New Directions Lecture Series Presents
"Casting Shadows: Speculative Impressions of a Captain Cook Memorial", by Julia Lum.
Thursday, November 19th, 6 p.m.
In mid-June, 2020, in the midst of a movement in defense of Black and Indigenous lives, law enforcement stood duty in Sydney’s Hyde Park to protect the safety of a bronze sculpture: the 1879 memorial to navigator James Cook by Pre-Raphaelite sculptor Thomas Woolner. At that very moment, visitors to the Biennale of Sydney beheld the memorial’s ghostly echo in Shadow on the Land, an excavation and bush burial by Nicholas Galanin (Tlingit/Unangax̂, Sitka, Alaska). An act of future anterior resistance to colonial “discovery” narratives, Galanin’s work imagines an archaeological excavation of the memorial’s shadow. This paper, itself a speculative gesture, describes select episodes in the life history of Woolner’s sculpture by way of its material castings: in bronze, in photography, and in this contemporary earthwork. It asks: how does colonial memory get re-cast?

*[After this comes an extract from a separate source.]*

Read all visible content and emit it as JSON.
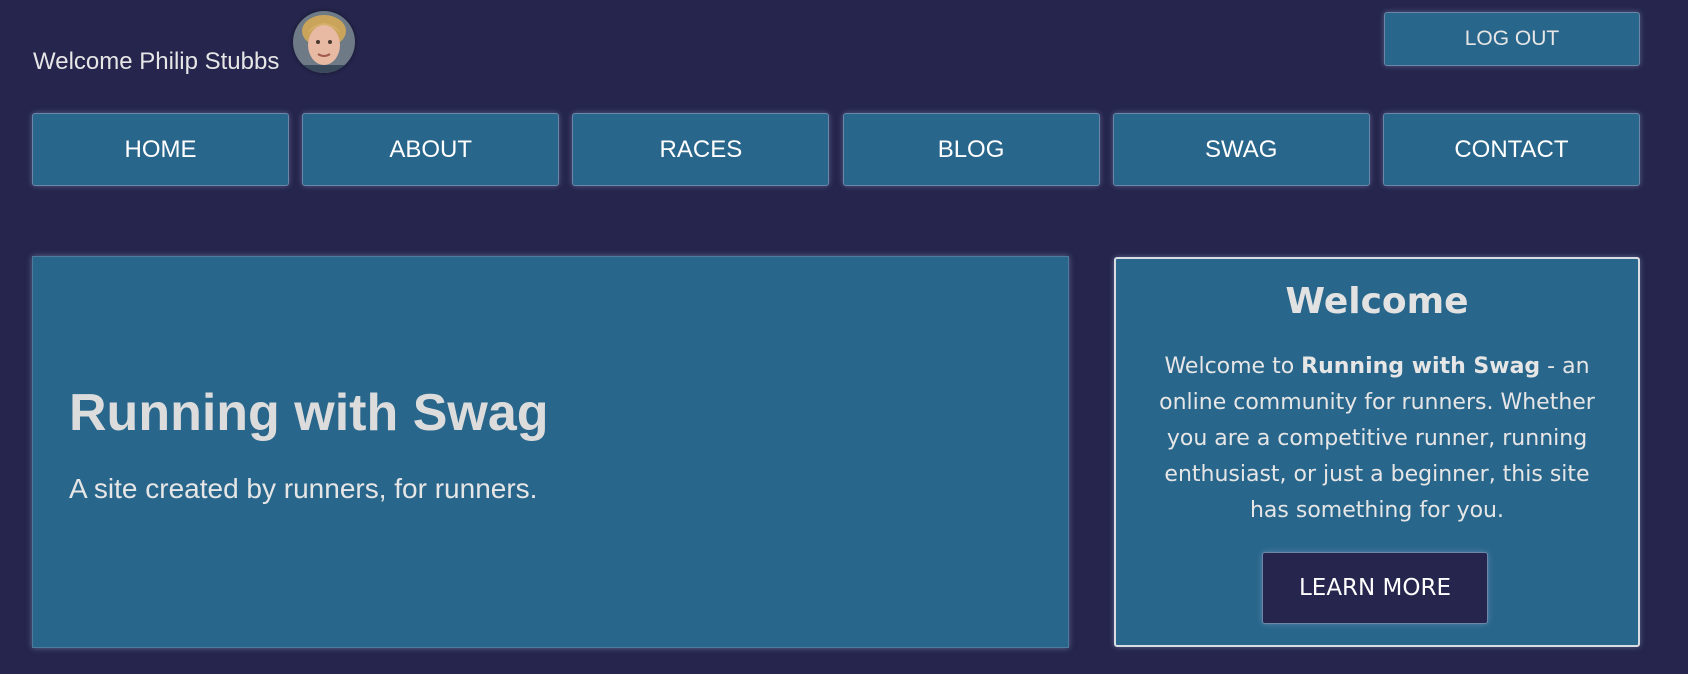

About the speaker: Julia Lum is Assistant Professor of Art History at Scripps College; her work examines art and visual culture of the eighteenth century to present in Britain and the (former) British empire, with an emphasis on cross-cultural exchange and entanglement in Oceania and North America. Currently, her research centers on landscapes at the intersection of Indigenous and colonial cultural practices.